──────── Working data

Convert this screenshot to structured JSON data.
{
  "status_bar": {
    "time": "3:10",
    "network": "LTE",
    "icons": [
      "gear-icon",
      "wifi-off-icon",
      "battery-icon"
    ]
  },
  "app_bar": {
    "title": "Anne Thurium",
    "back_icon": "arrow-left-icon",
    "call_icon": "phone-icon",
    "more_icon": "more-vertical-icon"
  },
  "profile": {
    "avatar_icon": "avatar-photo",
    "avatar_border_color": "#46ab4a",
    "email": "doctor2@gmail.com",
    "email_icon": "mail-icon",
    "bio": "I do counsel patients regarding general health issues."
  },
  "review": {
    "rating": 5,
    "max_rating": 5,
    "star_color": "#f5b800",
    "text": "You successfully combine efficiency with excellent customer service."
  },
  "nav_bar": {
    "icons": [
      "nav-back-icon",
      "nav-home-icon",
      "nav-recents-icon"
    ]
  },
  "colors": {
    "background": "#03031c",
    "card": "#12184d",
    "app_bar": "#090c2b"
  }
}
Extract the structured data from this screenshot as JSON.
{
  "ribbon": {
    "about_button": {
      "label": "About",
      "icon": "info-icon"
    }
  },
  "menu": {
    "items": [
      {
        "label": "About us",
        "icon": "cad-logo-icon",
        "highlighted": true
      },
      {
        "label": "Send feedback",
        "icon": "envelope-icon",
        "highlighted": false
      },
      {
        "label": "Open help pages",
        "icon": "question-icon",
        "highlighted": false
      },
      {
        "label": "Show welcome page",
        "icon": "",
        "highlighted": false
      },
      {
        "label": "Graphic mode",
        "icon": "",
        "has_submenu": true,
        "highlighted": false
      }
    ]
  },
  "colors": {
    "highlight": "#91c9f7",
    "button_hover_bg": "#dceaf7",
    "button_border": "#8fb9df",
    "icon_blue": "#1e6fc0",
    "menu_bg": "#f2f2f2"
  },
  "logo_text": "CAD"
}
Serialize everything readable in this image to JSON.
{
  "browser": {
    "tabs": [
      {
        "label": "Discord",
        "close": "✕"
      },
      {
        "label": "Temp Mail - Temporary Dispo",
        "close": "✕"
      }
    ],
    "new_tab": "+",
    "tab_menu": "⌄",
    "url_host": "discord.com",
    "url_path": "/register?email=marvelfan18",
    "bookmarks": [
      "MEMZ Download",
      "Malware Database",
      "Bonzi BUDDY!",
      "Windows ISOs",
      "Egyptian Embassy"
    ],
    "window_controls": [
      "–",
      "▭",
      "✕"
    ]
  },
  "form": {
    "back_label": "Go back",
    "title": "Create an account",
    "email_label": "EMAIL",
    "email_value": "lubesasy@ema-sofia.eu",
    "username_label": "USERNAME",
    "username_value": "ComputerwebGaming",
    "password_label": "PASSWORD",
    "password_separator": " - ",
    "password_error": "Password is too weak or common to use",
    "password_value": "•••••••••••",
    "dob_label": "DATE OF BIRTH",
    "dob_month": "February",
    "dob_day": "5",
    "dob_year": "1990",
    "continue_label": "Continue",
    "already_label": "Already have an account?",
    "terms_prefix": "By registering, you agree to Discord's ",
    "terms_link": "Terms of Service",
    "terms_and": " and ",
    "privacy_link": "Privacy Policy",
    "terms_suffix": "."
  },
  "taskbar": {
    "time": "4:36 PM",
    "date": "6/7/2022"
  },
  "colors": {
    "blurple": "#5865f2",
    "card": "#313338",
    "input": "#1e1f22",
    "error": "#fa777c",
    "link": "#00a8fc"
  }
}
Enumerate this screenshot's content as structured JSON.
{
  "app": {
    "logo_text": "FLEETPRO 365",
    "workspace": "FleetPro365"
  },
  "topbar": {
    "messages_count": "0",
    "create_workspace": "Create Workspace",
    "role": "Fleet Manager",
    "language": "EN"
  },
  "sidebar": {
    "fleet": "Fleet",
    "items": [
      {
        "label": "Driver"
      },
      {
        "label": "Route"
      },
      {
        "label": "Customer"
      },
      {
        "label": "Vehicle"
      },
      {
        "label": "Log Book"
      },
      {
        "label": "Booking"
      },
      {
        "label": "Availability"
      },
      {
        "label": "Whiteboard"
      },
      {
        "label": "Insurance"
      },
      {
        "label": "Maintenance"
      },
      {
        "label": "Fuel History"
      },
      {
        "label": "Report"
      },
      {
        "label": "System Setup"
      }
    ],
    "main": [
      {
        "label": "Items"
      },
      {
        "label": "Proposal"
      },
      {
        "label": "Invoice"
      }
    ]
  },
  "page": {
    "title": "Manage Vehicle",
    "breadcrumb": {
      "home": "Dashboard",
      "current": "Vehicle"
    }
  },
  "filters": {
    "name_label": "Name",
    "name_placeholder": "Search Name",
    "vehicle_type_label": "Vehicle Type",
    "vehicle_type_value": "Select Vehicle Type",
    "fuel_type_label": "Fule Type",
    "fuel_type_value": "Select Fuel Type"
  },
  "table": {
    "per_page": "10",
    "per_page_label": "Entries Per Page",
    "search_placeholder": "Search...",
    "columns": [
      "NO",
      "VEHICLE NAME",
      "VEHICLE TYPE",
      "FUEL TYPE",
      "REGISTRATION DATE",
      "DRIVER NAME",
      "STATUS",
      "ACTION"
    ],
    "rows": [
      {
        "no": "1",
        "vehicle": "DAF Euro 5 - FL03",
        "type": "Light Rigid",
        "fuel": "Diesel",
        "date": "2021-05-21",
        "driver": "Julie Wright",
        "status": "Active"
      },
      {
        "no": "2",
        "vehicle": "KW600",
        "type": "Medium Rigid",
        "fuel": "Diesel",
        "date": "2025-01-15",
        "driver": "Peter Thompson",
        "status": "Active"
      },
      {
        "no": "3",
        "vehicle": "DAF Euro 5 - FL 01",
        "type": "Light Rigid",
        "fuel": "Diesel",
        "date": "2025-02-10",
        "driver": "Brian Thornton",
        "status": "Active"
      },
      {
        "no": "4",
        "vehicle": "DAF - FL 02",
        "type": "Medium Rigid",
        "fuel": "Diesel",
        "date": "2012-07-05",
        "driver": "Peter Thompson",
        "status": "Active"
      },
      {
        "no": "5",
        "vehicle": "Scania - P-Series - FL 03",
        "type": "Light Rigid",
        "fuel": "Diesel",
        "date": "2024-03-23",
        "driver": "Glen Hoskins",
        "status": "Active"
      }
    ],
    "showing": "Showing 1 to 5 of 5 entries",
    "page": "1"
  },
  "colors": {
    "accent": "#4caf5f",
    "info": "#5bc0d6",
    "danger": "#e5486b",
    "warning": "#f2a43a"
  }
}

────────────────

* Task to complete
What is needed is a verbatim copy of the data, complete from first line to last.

* Result of this task
Convert this screenshot to structured JSON data.
{
  "status_bar": {
    "time": "3:10",
    "network": "LTE",
    "icons": [
      "gear-icon",
      "wifi-off-icon",
      "battery-icon"
    ]
  },
  "app_bar": {
    "title": "Anne Thurium",
    "back_icon": "arrow-left-icon",
    "call_icon": "phone-icon",
    "more_icon": "more-vertical-icon"
  },
  "profile": {
    "avatar_icon": "avatar-photo",
    "avatar_border_color": "#46ab4a",
    "email": "doctor2@gmail.com",
    "email_icon": "mail-icon",
    "bio": "I do counsel patients regarding general health issues."
  },
  "review": {
    "rating": 5,
    "max_rating": 5,
    "star_color": "#f5b800",
    "text": "You successfully combine efficiency with excellent customer service."
  },
  "nav_bar": {
    "icons": [
      "nav-back-icon",
      "nav-home-icon",
      "nav-recents-icon"
    ]
  },
  "colors": {
    "background": "#03031c",
    "card": "#12184d",
    "app_bar": "#090c2b"
  }
}
Extract the structured data from this screenshot as JSON.
{
  "ribbon": {
    "about_button": {
      "label": "About",
      "icon": "info-icon"
    }
  },
  "menu": {
    "items": [
      {
        "label": "About us",
        "icon": "cad-logo-icon",
        "highlighted": true
      },
      {
        "label": "Send feedback",
        "icon": "envelope-icon",
        "highlighted": false
      },
      {
        "label": "Open help pages",
        "icon": "question-icon",
        "highlighted": false
      },
      {
        "label": "Show welcome page",
        "icon": "",
        "highlighted": false
      },
      {
        "label": "Graphic mode",
        "icon": "",
        "has_submenu": true,
        "highlighted": false
      }
    ]
  },
  "colors": {
    "highlight": "#91c9f7",
    "button_hover_bg": "#dceaf7",
    "button_border": "#8fb9df",
    "icon_blue": "#1e6fc0",
    "menu_bg": "#f2f2f2"
  },
  "logo_text": "CAD"
}
Serialize everything readable in this image to JSON.
{
  "browser": {
    "tabs": [
      {
        "label": "Discord",
        "close": "✕"
      },
      {
        "label": "Temp Mail - Temporary Dispo",
        "close": "✕"
      }
    ],
    "new_tab": "+",
    "tab_menu": "⌄",
    "url_host": "discord.com",
    "url_path": "/register?email=marvelfan18",
    "bookmarks": [
      "MEMZ Download",
      "Malware Database",
      "Bonzi BUDDY!",
      "Windows ISOs",
      "Egyptian Embassy"
    ],
    "window_controls": [
      "–",
      "▭",
      "✕"
    ]
  },
  "form": {
    "back_label": "Go back",
    "title": "Create an account",
    "email_label": "EMAIL",
    "email_value": "lubesasy@ema-sofia.eu",
    "username_label": "USERNAME",
    "username_value": "ComputerwebGaming",
    "password_label": "PASSWORD",
    "password_separator": " - ",
    "password_error": "Password is too weak or common to use",
    "password_value": "•••••••••••",
    "dob_label": "DATE OF BIRTH",
    "dob_month": "February",
    "dob_day": "5",
    "dob_year": "1990",
    "continue_label": "Continue",
    "already_label": "Already have an account?",
    "terms_prefix": "By registering, you agree to Discord's ",
    "terms_link": "Terms of Service",
    "terms_and": " and ",
    "privacy_link": "Privacy Policy",
    "terms_suffix": "."
  },
  "taskbar": {
    "time": "4:36 PM",
    "date": "6/7/2022"
  },
  "colors": {
    "blurple": "#5865f2",
    "card": "#313338",
    "input": "#1e1f22",
    "error": "#fa777c",
    "link": "#00a8fc"
  }
}
Enumerate this screenshot's content as structured JSON.
{
  "app": {
    "logo_text": "FLEETPRO 365",
    "workspace": "FleetPro365"
  },
  "topbar": {
    "messages_count": "0",
    "create_workspace": "Create Workspace",
    "role": "Fleet Manager",
    "language": "EN"
  },
  "sidebar": {
    "fleet": "Fleet",
    "items": [
      {
        "label": "Driver"
      },
      {
        "label": "Route"
      },
      {
        "label": "Customer"
      },
      {
        "label": "Vehicle"
      },
      {
        "label": "Log Book"
      },
      {
        "label": "Booking"
      },
      {
        "label": "Availability"
      },
      {
        "label": "Whiteboard"
      },
      {
        "label": "Insurance"
      },
      {
        "label": "Maintenance"
      },
      {
        "label": "Fuel History"
      },
      {
        "label": "Report"
      },
      {
        "label": "System Setup"
      }
    ],
    "main": [
      {
        "label": "Items"
      },
      {
        "label": "Proposal"
      },
      {
        "label": "Invoice"
      }
    ]
  },
  "page": {
    "title": "Manage Vehicle",
    "breadcrumb": {
      "home": "Dashboard",
      "current": "Vehicle"
    }
  },
  "filters": {
    "name_label": "Name",
    "name_placeholder": "Search Name",
    "vehicle_type_label": "Vehicle Type",
    "vehicle_type_value": "Select Vehicle Type",
    "fuel_type_label": "Fule Type",
    "fuel_type_value": "Select Fuel Type"
  },
  "table": {
    "per_page": "10",
    "per_page_label": "Entries Per Page",
    "search_placeholder": "Search...",
    "columns": [
      "NO",
      "VEHICLE NAME",
      "VEHICLE TYPE",
      "FUEL TYPE",
      "REGISTRATION DATE",
      "DRIVER NAME",
      "STATUS",
      "ACTION"
    ],
    "rows": [
      {
        "no": "1",
        "vehicle": "DAF Euro 5 - FL03",
        "type": "Light Rigid",
        "fuel": "Diesel",
        "date": "2021-05-21",
        "driver": "Julie Wright",
        "status": "Active"
      },
      {
        "no": "2",
        "vehicle": "KW600",
        "type": "Medium Rigid",
        "fuel": "Diesel",
        "date": "2025-01-15",
        "driver": "Peter Thompson",
        "status": "Active"
      },
      {
        "no": "3",
        "vehicle": "DAF Euro 5 - FL 01",
        "type": "Light Rigid",
        "fuel": "Diesel",
        "date": "2025-02-10",
        "driver": "Brian Thornton",
        "status": "Active"
      },
      {
        "no": "4",
        "vehicle": "DAF - FL 02",
        "type": "Medium Rigid",
        "fuel": "Diesel",
        "date": "2012-07-05",
        "driver": "Peter Thompson",
        "status": "Active"
      },
      {
        "no": "5",
        "vehicle": "Scania - P-Series - FL 03",
        "type": "Light Rigid",
        "fuel": "Diesel",
        "date": "2024-03-23",
        "driver": "Glen Hoskins",
        "status": "Active"
      }
    ],
    "showing": "Showing 1 to 5 of 5 entries",
    "page": "1"
  },
  "colors": {
    "accent": "#4caf5f",
    "info": "#5bc0d6",
    "danger": "#e5486b",
    "warning": "#f2a43a"
  }
}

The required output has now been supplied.